Online gambling opponents have forever been claiming that higher rates of problem gambling are caused by vast exposure to gambling opportunities, such as the internet.
However, according to the results of a new study, this argument has been refuted and could assist those who are endeavouring to bring legal online gambling to the United States and other regions in the world.
The study that was conducted by the University at Buffalo Research Institute on Addictions (RIA) saw 2,613 people being interviewed during 1999-2000. A second study was also conducted during 2011-2013 on 2,963 people who were asked about their participation in different gambling activities that ranged from lottery tickets to online gambling.
The result of this study revealed that although people were much more exposed to gambling opportunities these days due to the growth in mobile technology, the internet and advertising, the rate of problem gambling stayed in the 3.5 to 5.5% range with pathological gambling remaining in the 1 to 2.4% range.
The study shows that there has been a drop in the frequency of gambling activity between the first and the second survey with overall participation in gambling decreasing from 82.2% during 1999-2000 to 76.9% during 2011-2013.

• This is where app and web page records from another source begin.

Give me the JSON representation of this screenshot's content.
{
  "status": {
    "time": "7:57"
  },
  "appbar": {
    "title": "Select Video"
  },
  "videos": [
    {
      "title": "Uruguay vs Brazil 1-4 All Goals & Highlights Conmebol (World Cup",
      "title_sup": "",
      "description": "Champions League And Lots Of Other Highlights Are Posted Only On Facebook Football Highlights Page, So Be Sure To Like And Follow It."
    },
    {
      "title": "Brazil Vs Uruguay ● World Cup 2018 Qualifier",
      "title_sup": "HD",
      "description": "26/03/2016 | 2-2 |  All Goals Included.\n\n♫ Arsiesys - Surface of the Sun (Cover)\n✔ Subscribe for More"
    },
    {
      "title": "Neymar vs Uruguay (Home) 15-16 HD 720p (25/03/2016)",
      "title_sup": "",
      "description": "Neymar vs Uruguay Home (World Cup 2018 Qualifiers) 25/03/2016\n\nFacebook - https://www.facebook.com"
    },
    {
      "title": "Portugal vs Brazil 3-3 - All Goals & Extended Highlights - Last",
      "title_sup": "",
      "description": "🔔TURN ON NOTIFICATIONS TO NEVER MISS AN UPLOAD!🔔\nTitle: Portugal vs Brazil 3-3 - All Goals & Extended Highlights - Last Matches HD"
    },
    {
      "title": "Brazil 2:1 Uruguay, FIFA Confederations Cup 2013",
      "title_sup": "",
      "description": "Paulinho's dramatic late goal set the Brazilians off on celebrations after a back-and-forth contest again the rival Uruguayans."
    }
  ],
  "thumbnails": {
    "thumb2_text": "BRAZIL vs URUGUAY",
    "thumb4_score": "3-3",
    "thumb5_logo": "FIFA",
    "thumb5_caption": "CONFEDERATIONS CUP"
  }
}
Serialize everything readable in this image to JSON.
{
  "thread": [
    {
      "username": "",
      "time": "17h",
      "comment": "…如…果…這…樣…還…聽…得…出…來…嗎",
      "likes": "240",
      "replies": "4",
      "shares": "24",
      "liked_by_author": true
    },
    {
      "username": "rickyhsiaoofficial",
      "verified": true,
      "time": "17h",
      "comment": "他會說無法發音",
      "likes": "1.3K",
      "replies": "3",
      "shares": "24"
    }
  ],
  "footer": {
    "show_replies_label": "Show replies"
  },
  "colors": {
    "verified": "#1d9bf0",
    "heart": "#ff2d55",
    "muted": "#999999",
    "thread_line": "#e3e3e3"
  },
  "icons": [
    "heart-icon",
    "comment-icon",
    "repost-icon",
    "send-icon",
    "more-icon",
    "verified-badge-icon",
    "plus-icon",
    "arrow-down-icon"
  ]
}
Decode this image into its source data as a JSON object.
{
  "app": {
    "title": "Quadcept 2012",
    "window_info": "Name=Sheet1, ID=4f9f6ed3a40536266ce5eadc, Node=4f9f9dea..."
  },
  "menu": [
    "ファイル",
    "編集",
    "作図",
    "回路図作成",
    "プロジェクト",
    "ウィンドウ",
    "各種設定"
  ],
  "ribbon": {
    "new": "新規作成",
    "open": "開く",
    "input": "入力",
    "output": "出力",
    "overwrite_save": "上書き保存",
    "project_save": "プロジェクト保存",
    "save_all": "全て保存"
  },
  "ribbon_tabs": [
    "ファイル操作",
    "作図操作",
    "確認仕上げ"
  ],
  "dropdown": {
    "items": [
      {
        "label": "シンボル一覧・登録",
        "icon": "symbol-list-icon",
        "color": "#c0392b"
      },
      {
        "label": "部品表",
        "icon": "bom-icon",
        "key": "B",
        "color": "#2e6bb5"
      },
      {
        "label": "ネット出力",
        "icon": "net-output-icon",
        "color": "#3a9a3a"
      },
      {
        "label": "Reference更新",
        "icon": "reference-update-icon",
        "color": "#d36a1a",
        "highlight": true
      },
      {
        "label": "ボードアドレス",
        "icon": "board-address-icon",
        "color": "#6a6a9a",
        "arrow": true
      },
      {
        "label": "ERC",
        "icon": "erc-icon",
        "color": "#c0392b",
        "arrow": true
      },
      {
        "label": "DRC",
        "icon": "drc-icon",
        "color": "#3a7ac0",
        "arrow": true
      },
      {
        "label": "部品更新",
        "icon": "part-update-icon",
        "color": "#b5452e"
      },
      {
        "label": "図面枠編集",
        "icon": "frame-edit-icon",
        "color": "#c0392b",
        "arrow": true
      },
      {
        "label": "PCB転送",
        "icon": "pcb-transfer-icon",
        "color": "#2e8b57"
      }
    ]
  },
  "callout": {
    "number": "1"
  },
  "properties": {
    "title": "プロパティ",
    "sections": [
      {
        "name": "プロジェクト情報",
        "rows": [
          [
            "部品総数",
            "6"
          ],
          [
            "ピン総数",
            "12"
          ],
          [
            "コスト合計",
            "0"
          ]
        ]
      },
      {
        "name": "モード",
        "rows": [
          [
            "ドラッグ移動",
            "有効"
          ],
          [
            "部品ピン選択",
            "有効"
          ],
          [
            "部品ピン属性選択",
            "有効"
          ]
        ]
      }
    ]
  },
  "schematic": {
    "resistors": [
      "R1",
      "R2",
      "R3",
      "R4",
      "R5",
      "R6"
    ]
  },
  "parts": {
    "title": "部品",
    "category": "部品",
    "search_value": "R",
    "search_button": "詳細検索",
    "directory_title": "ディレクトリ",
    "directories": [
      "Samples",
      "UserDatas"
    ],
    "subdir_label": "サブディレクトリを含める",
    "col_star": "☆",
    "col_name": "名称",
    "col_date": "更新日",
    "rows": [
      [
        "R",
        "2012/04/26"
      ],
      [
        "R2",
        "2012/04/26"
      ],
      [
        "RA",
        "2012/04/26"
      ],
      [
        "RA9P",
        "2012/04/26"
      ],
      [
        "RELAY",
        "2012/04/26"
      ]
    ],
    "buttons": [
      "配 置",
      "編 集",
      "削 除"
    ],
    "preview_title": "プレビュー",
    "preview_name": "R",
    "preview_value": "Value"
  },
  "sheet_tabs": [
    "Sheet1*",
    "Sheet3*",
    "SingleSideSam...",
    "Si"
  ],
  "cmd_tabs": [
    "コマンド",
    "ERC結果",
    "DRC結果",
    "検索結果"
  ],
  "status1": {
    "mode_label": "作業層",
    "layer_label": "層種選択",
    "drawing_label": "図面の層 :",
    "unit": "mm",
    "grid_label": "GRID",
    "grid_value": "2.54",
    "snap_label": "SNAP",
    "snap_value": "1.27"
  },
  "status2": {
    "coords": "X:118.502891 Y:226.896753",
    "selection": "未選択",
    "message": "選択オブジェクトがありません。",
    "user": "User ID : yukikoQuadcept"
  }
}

According to John W. Welte, a senior researcher at the RIA, results were compared from two nationwide telephone surveys that were conducted a decade apart and they found no significant increase in problem gambling in the US even though there was a nationwide increase in opportunities for gambling.